Even the introverts in a group doing real adaptive work will admit that flowing, below-the-green-line - work, while somewhat painful (for them - not the extraverts, of course) is hugely valuable for creating better plans and more creative solutions. And ultimately, better business outcomes.
So before we all get too comfortable working by zoom, we might need to consider whether we have a vested interest in making sure we don't get too caught up in technical work.
I hope this darn bat flu passes fast so we can get back to working in live teams. Because Australia isn't going to create world-class services innovation and leadership over zoom.
The services sector now depends on building adaptive workflows back at the office
Otherwise, we'll all be working in technical work mode and competing directly against low-cost economies.
Which economies might they be? You already know. And how do you rate our chances of holding our edge in advanced services if technical low-cost services work is what we are relying on?
So if you like the idea of sticking with travel by Streetview and working remotely by zoom on technical work, good for you. We might have a few more years up our sleeves.
But I can't wait to get stuck back into proper, high-value, adaptive work - face to face.
Because I love it when a plan comes together...
© Matthew Braithwaite-Young, 2020
Matt is founder and principal of Turning Leaf, a strategic consulting firm. Matt has 25 years' experience in marketing strategy including client-side leadership roles at blue-chip firms Unilever and Diageo, and the last 15 years as an independent consultant. Matt has worked with large multinationals such as LVMH, Veolia and Kia, local giants such as Lendlease and the Federal Government. And his favourite work is helping local SMEs, family businesses and start-ups (the real engine room of the Australian economy).

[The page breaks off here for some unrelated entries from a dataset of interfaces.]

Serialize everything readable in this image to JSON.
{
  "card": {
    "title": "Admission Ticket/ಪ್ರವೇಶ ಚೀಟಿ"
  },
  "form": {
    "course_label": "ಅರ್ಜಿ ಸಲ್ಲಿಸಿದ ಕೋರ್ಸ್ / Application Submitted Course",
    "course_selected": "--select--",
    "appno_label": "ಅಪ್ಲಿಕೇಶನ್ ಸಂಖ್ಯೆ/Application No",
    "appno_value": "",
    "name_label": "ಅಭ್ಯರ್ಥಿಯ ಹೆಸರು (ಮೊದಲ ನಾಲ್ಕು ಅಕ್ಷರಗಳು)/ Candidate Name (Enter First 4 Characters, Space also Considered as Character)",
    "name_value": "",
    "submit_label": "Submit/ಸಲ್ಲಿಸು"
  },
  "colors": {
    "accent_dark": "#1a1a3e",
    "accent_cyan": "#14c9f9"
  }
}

You read this far. Good on you! Give me a shout - it's been too long, and you obviously have good taste.